### [What you should do]
Every record must be restated exactly as written.

━━━ Provided data

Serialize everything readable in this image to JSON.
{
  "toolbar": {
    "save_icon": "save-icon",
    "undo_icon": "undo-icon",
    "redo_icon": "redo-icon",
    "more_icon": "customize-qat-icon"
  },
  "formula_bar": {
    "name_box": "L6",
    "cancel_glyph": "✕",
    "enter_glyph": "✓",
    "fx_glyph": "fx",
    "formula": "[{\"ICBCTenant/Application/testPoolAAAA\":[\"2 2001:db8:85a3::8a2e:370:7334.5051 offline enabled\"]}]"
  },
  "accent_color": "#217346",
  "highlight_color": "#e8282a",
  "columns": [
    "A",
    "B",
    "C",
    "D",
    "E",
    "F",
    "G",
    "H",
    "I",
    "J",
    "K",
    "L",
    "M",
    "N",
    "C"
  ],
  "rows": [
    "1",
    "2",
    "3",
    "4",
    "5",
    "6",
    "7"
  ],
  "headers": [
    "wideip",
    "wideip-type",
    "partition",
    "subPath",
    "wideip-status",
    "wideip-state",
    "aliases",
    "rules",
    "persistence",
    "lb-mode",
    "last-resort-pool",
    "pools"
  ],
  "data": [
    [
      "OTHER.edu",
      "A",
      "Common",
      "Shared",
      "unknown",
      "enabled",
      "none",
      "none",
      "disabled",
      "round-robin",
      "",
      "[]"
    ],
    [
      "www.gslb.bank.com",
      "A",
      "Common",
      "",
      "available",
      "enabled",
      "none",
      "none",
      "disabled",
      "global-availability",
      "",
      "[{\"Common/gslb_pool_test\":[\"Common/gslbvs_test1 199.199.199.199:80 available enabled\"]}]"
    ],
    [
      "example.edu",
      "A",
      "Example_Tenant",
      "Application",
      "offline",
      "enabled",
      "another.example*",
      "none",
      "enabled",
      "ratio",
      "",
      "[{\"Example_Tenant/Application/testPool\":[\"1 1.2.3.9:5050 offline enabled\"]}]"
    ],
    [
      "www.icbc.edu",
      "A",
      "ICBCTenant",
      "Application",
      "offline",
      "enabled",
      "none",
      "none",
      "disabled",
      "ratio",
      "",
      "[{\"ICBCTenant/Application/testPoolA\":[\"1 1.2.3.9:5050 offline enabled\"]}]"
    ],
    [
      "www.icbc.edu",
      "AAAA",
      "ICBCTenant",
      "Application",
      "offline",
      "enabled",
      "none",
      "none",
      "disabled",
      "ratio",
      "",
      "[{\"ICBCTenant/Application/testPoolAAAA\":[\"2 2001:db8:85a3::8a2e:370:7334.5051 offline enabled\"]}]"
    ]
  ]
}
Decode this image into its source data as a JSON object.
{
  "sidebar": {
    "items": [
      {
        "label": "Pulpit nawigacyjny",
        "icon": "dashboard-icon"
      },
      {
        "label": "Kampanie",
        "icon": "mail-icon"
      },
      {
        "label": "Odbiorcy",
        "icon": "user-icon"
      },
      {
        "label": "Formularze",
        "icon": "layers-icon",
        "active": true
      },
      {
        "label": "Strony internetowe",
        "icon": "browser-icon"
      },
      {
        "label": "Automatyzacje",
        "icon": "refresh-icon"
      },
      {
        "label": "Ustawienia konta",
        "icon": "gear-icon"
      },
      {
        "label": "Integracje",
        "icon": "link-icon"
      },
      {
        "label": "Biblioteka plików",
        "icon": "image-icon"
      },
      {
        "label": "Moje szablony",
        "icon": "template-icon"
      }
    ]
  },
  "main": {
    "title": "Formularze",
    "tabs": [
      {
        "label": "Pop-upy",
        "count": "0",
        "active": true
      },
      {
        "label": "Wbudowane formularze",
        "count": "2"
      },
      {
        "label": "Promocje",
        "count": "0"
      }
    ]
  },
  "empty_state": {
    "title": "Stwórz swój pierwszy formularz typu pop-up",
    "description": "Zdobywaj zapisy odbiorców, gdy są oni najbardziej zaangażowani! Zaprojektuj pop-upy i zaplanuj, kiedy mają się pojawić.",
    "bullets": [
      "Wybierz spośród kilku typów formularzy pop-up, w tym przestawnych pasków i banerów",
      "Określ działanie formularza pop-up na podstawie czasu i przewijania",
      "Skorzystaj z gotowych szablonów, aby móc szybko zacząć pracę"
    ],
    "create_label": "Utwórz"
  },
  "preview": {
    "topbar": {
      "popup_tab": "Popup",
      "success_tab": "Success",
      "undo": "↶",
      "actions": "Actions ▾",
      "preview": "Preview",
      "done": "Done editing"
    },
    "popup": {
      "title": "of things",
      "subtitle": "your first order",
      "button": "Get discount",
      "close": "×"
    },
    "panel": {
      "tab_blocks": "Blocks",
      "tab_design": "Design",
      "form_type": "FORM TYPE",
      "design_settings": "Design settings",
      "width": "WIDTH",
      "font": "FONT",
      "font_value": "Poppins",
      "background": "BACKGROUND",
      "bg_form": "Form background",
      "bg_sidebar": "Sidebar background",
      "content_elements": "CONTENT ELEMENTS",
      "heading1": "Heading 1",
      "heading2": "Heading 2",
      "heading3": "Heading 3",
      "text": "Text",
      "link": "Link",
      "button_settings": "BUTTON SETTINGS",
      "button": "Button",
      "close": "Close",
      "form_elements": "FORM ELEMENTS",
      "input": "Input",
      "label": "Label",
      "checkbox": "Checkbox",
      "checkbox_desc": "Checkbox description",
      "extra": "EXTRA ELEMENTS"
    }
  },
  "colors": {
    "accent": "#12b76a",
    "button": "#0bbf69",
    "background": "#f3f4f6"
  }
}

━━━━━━

### [Output]
Serialize everything readable in this image to JSON.
{
  "toolbar": {
    "save_icon": "save-icon",
    "undo_icon": "undo-icon",
    "redo_icon": "redo-icon",
    "more_icon": "customize-qat-icon"
  },
  "formula_bar": {
    "name_box": "L6",
    "cancel_glyph": "✕",
    "enter_glyph": "✓",
    "fx_glyph": "fx",
    "formula": "[{\"ICBCTenant/Application/testPoolAAAA\":[\"2 2001:db8:85a3::8a2e:370:7334.5051 offline enabled\"]}]"
  },
  "accent_color": "#217346",
  "highlight_color": "#e8282a",
  "columns": [
    "A",
    "B",
    "C",
    "D",
    "E",
    "F",
    "G",
    "H",
    "I",
    "J",
    "K",
    "L",
    "M",
    "N",
    "C"
  ],
  "rows": [
    "1",
    "2",
    "3",
    "4",
    "5",
    "6",
    "7"
  ],
  "headers": [
    "wideip",
    "wideip-type",
    "partition",
    "subPath",
    "wideip-status",
    "wideip-state",
    "aliases",
    "rules",
    "persistence",
    "lb-mode",
    "last-resort-pool",
    "pools"
  ],
  "data": [
    [
      "OTHER.edu",
      "A",
      "Common",
      "Shared",
      "unknown",
      "enabled",
      "none",
      "none",
      "disabled",
      "round-robin",
      "",
      "[]"
    ],
    [
      "www.gslb.bank.com",
      "A",
      "Common",
      "",
      "available",
      "enabled",
      "none",
      "none",
      "disabled",
      "global-availability",
      "",
      "[{\"Common/gslb_pool_test\":[\"Common/gslbvs_test1 199.199.199.199:80 available enabled\"]}]"
    ],
    [
      "example.edu",
      "A",
      "Example_Tenant",
      "Application",
      "offline",
      "enabled",
      "another.example*",
      "none",
      "enabled",
      "ratio",
      "",
      "[{\"Example_Tenant/Application/testPool\":[\"1 1.2.3.9:5050 offline enabled\"]}]"
    ],
    [
      "www.icbc.edu",
      "A",
      "ICBCTenant",
      "Application",
      "offline",
      "enabled",
      "none",
      "none",
      "disabled",
      "ratio",
      "",
      "[{\"ICBCTenant/Application/testPoolA\":[\"1 1.2.3.9:5050 offline enabled\"]}]"
    ],
    [
      "www.icbc.edu",
      "AAAA",
      "ICBCTenant",
      "Application",
      "offline",
      "enabled",
      "none",
      "none",
      "disabled",
      "ratio",
      "",
      "[{\"ICBCTenant/Application/testPoolAAAA\":[\"2 2001:db8:85a3::8a2e:370:7334.5051 offline enabled\"]}]"
    ]
  ]
}
Decode this image into its source data as a JSON object.
{
  "sidebar": {
    "items": [
      {
        "label": "Pulpit nawigacyjny",
        "icon": "dashboard-icon"
      },
      {
        "label": "Kampanie",
        "icon": "mail-icon"
      },
      {
        "label": "Odbiorcy",
        "icon": "user-icon"
      },
      {
        "label": "Formularze",
        "icon": "layers-icon",
        "active": true
      },
      {
        "label": "Strony internetowe",
        "icon": "browser-icon"
      },
      {
        "label": "Automatyzacje",
        "icon": "refresh-icon"
      },
      {
        "label": "Ustawienia konta",
        "icon": "gear-icon"
      },
      {
        "label": "Integracje",
        "icon": "link-icon"
      },
      {
        "label": "Biblioteka plików",
        "icon": "image-icon"
      },
      {
        "label": "Moje szablony",
        "icon": "template-icon"
      }
    ]
  },
  "main": {
    "title": "Formularze",
    "tabs": [
      {
        "label": "Pop-upy",
        "count": "0",
        "active": true
      },
      {
        "label": "Wbudowane formularze",
        "count": "2"
      },
      {
        "label": "Promocje",
        "count": "0"
      }
    ]
  },
  "empty_state": {
    "title": "Stwórz swój pierwszy formularz typu pop-up",
    "description": "Zdobywaj zapisy odbiorców, gdy są oni najbardziej zaangażowani! Zaprojektuj pop-upy i zaplanuj, kiedy mają się pojawić.",
    "bullets": [
      "Wybierz spośród kilku typów formularzy pop-up, w tym przestawnych pasków i banerów",
      "Określ działanie formularza pop-up na podstawie czasu i przewijania",
      "Skorzystaj z gotowych szablonów, aby móc szybko zacząć pracę"
    ],
    "create_label": "Utwórz"
  },
  "preview": {
    "topbar": {
      "popup_tab": "Popup",
      "success_tab": "Success",
      "undo": "↶",
      "actions": "Actions ▾",
      "preview": "Preview",
      "done": "Done editing"
    },
    "popup": {
      "title": "of things",
      "subtitle": "your first order",
      "button": "Get discount",
      "close": "×"
    },
    "panel": {
      "tab_blocks": "Blocks",
      "tab_design": "Design",
      "form_type": "FORM TYPE",
      "design_settings": "Design settings",
      "width": "WIDTH",
      "font": "FONT",
      "font_value": "Poppins",
      "background": "BACKGROUND",
      "bg_form": "Form background",
      "bg_sidebar": "Sidebar background",
      "content_elements": "CONTENT ELEMENTS",
      "heading1": "Heading 1",
      "heading2": "Heading 2",
      "heading3": "Heading 3",
      "text": "Text",
      "link": "Link",
      "button_settings": "BUTTON SETTINGS",
      "button": "Button",
      "close": "Close",
      "form_elements": "FORM ELEMENTS",
      "input": "Input",
      "label": "Label",
      "checkbox": "Checkbox",
      "checkbox_desc": "Checkbox description",
      "extra": "EXTRA ELEMENTS"
    }
  },
  "colors": {
    "accent": "#12b76a",
    "button": "#0bbf69",
    "background": "#f3f4f6"
  }
}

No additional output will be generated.